***** Data for this task

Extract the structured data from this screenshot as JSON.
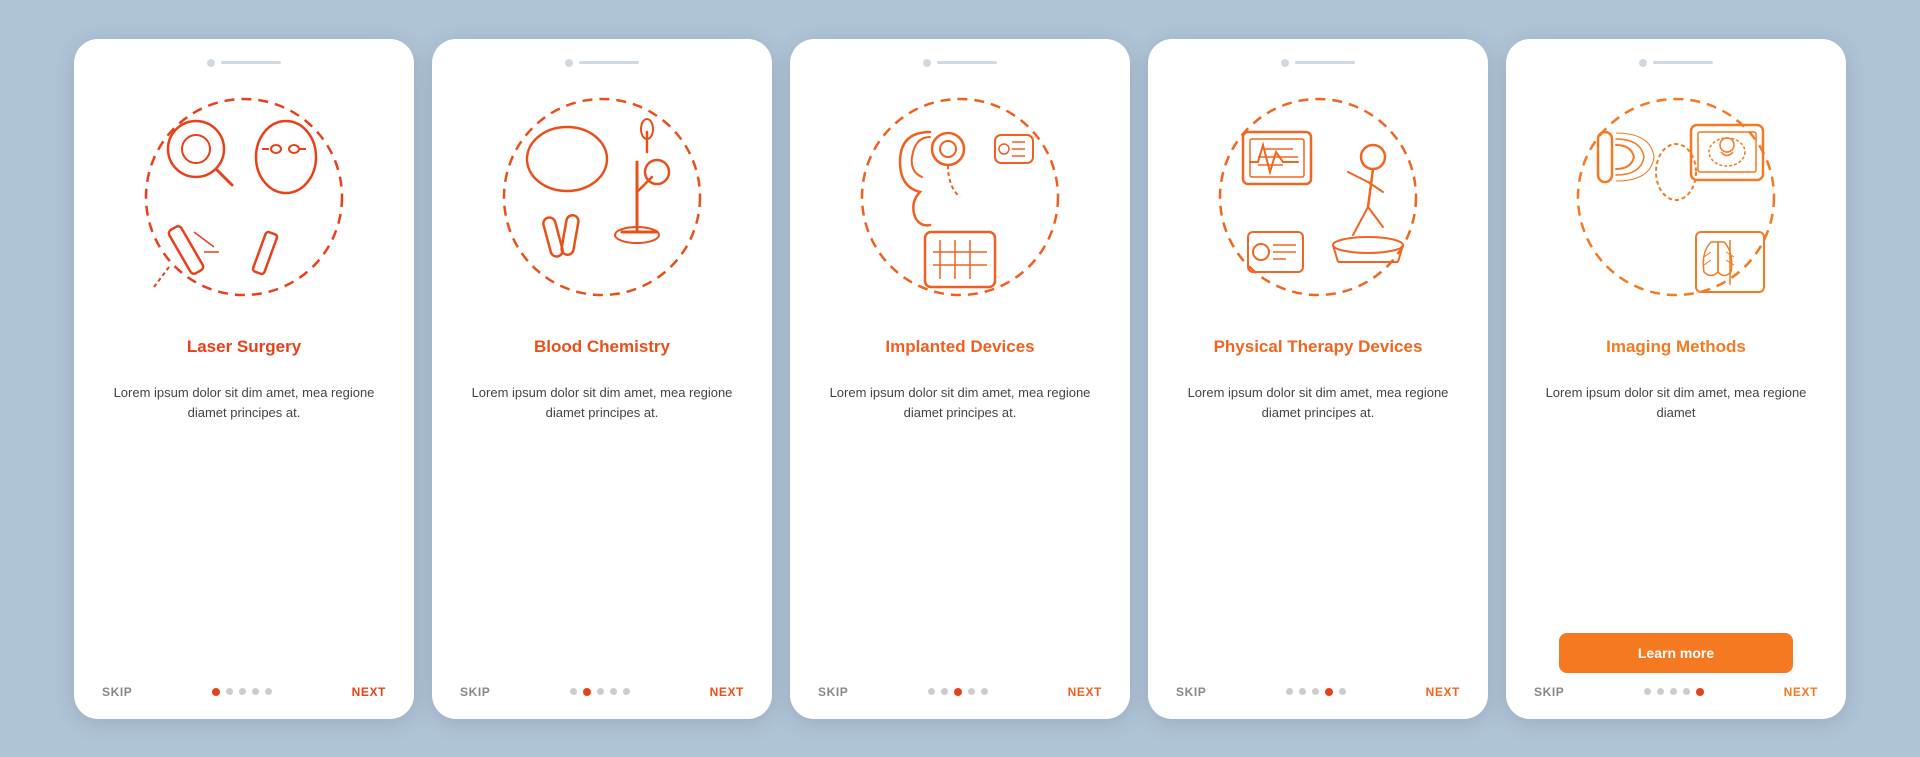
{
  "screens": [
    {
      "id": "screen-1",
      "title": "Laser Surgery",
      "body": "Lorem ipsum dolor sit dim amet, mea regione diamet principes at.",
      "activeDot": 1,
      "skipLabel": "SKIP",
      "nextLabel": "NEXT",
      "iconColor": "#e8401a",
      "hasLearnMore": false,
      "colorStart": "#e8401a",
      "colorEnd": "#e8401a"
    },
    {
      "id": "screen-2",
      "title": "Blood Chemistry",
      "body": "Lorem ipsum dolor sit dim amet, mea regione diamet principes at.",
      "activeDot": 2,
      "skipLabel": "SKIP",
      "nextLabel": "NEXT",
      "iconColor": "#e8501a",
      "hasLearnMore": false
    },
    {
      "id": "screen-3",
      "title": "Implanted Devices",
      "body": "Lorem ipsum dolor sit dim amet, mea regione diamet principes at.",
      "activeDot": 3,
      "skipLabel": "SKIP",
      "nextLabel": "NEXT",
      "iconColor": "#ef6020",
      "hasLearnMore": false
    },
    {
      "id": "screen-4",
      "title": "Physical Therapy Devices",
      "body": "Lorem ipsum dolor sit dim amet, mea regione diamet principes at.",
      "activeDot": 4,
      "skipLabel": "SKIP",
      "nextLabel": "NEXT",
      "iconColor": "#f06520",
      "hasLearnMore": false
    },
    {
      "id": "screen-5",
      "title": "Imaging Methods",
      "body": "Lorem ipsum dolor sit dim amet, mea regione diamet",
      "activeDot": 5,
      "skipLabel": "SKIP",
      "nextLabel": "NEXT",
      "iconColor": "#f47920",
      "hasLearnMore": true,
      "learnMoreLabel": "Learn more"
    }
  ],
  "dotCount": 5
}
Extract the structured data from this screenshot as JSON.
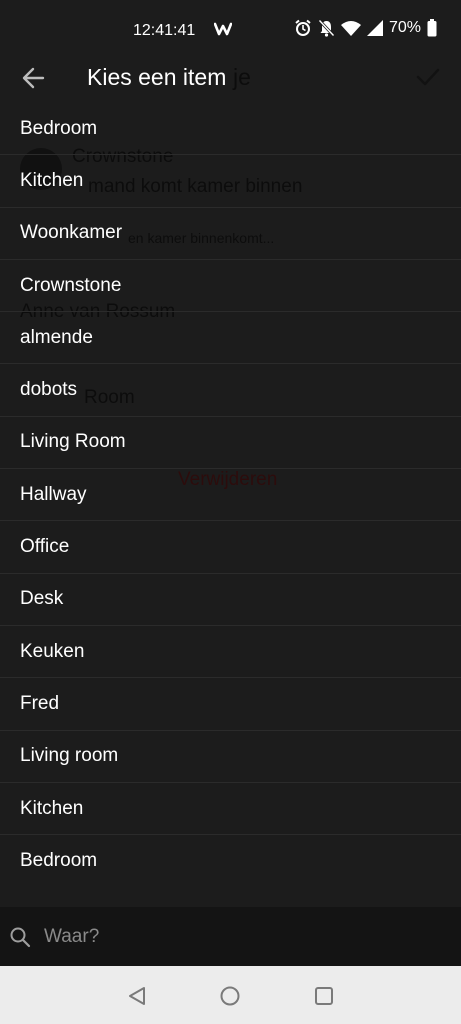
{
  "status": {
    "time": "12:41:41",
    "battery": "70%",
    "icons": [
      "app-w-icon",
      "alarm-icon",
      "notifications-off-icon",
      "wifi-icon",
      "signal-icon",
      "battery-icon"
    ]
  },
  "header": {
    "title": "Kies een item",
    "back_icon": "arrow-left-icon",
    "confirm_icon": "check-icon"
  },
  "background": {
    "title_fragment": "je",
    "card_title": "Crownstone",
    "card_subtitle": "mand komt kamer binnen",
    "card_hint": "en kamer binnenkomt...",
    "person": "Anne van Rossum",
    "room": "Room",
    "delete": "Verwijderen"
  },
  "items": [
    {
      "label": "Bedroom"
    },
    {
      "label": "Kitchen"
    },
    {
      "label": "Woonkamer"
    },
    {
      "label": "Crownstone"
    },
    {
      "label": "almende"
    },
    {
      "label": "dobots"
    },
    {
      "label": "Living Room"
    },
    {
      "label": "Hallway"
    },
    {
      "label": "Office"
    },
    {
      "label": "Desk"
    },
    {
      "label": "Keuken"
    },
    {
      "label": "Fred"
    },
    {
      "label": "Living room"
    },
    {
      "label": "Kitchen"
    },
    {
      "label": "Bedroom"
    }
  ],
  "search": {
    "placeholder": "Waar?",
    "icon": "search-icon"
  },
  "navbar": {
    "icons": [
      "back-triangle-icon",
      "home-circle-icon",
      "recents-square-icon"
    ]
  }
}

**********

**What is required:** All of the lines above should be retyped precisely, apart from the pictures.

**Answer space:**
Extract the structured data from this screenshot as JSON.
{
  "screens": [
    {
      "id": "screen-1",
      "title": "Laser Surgery",
      "body": "Lorem ipsum dolor sit dim amet, mea regione diamet principes at.",
      "activeDot": 1,
      "skipLabel": "SKIP",
      "nextLabel": "NEXT",
      "iconColor": "#e8401a",
      "hasLearnMore": false,
      "colorStart": "#e8401a",
      "colorEnd": "#e8401a"
    },
    {
      "id": "screen-2",
      "title": "Blood Chemistry",
      "body": "Lorem ipsum dolor sit dim amet, mea regione diamet principes at.",
      "activeDot": 2,
      "skipLabel": "SKIP",
      "nextLabel": "NEXT",
      "iconColor": "#e8501a",
      "hasLearnMore": false
    },
    {
      "id": "screen-3",
      "title": "Implanted Devices",
      "body": "Lorem ipsum dolor sit dim amet, mea regione diamet principes at.",
      "activeDot": 3,
      "skipLabel": "SKIP",
      "nextLabel": "NEXT",
      "iconColor": "#ef6020",
      "hasLearnMore": false
    },
    {
      "id": "screen-4",
      "title": "Physical Therapy Devices",
      "body": "Lorem ipsum dolor sit dim amet, mea regione diamet principes at.",
      "activeDot": 4,
      "skipLabel": "SKIP",
      "nextLabel": "NEXT",
      "iconColor": "#f06520",
      "hasLearnMore": false
    },
    {
      "id": "screen-5",
      "title": "Imaging Methods",
      "body": "Lorem ipsum dolor sit dim amet, mea regione diamet",
      "activeDot": 5,
      "skipLabel": "SKIP",
      "nextLabel": "NEXT",
      "iconColor": "#f47920",
      "hasLearnMore": true,
      "learnMoreLabel": "Learn more"
    }
  ],
  "dotCount": 5
}
Extract the structured data from this screenshot as JSON.
{
  "status": {
    "time": "12:41:41",
    "battery": "70%",
    "icons": [
      "app-w-icon",
      "alarm-icon",
      "notifications-off-icon",
      "wifi-icon",
      "signal-icon",
      "battery-icon"
    ]
  },
  "header": {
    "title": "Kies een item",
    "back_icon": "arrow-left-icon",
    "confirm_icon": "check-icon"
  },
  "background": {
    "title_fragment": "je",
    "card_title": "Crownstone",
    "card_subtitle": "mand komt kamer binnen",
    "card_hint": "en kamer binnenkomt...",
    "person": "Anne van Rossum",
    "room": "Room",
    "delete": "Verwijderen"
  },
  "items": [
    {
      "label": "Bedroom"
    },
    {
      "label": "Kitchen"
    },
    {
      "label": "Woonkamer"
    },
    {
      "label": "Crownstone"
    },
    {
      "label": "almende"
    },
    {
      "label": "dobots"
    },
    {
      "label": "Living Room"
    },
    {
      "label": "Hallway"
    },
    {
      "label": "Office"
    },
    {
      "label": "Desk"
    },
    {
      "label": "Keuken"
    },
    {
      "label": "Fred"
    },
    {
      "label": "Living room"
    },
    {
      "label": "Kitchen"
    },
    {
      "label": "Bedroom"
    }
  ],
  "search": {
    "placeholder": "Waar?",
    "icon": "search-icon"
  },
  "navbar": {
    "icons": [
      "back-triangle-icon",
      "home-circle-icon",
      "recents-square-icon"
    ]
  }
}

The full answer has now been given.